## Activity
Nothing but the lines holding the string "title" should appear in the answer. Copy them from the entries.

## Excerpted data
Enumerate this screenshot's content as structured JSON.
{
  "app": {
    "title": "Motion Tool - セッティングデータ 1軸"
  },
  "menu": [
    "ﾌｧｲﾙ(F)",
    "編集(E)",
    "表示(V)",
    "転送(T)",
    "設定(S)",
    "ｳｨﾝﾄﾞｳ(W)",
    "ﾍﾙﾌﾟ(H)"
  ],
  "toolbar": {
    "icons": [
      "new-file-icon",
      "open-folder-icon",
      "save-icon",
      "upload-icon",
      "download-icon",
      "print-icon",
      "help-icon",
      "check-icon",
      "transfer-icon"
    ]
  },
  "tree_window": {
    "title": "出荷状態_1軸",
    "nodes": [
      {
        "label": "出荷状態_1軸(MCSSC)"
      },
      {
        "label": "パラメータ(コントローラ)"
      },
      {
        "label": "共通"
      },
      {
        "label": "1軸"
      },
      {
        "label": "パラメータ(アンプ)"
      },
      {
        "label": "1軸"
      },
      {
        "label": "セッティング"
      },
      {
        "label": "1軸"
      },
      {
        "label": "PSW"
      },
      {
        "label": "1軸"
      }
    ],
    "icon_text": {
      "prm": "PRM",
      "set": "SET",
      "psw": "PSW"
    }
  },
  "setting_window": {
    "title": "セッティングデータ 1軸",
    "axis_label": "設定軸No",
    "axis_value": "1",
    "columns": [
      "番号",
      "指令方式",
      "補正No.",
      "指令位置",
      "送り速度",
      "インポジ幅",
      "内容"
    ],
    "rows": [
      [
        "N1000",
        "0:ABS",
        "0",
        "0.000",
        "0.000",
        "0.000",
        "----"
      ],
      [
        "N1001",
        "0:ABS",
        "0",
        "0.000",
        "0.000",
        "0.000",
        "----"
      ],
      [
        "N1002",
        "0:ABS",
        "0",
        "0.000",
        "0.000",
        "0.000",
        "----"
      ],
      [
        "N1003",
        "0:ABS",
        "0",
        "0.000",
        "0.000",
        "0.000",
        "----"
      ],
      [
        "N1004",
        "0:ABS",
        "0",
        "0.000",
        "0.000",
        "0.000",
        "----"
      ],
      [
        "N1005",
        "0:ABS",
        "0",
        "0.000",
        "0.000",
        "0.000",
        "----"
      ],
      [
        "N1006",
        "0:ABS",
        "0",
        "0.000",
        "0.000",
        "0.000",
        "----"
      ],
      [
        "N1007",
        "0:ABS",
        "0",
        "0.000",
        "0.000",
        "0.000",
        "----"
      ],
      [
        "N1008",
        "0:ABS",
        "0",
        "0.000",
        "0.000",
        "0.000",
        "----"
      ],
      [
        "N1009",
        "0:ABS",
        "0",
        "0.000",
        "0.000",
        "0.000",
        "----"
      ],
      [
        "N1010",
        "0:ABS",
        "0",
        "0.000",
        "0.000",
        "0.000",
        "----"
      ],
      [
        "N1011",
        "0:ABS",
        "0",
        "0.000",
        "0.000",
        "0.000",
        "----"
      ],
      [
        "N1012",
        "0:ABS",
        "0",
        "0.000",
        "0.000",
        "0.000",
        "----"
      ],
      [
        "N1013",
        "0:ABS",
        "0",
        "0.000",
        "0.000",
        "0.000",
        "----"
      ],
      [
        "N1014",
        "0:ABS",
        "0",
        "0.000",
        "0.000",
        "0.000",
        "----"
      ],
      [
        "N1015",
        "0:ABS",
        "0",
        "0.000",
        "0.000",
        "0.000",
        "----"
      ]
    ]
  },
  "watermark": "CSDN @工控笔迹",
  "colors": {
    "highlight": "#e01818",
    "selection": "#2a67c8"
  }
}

## Response area
    "title": "Motion Tool - セッティングデータ 1軸"
    "title": "出荷状態_1軸",
    "title": "セッティングデータ 1軸",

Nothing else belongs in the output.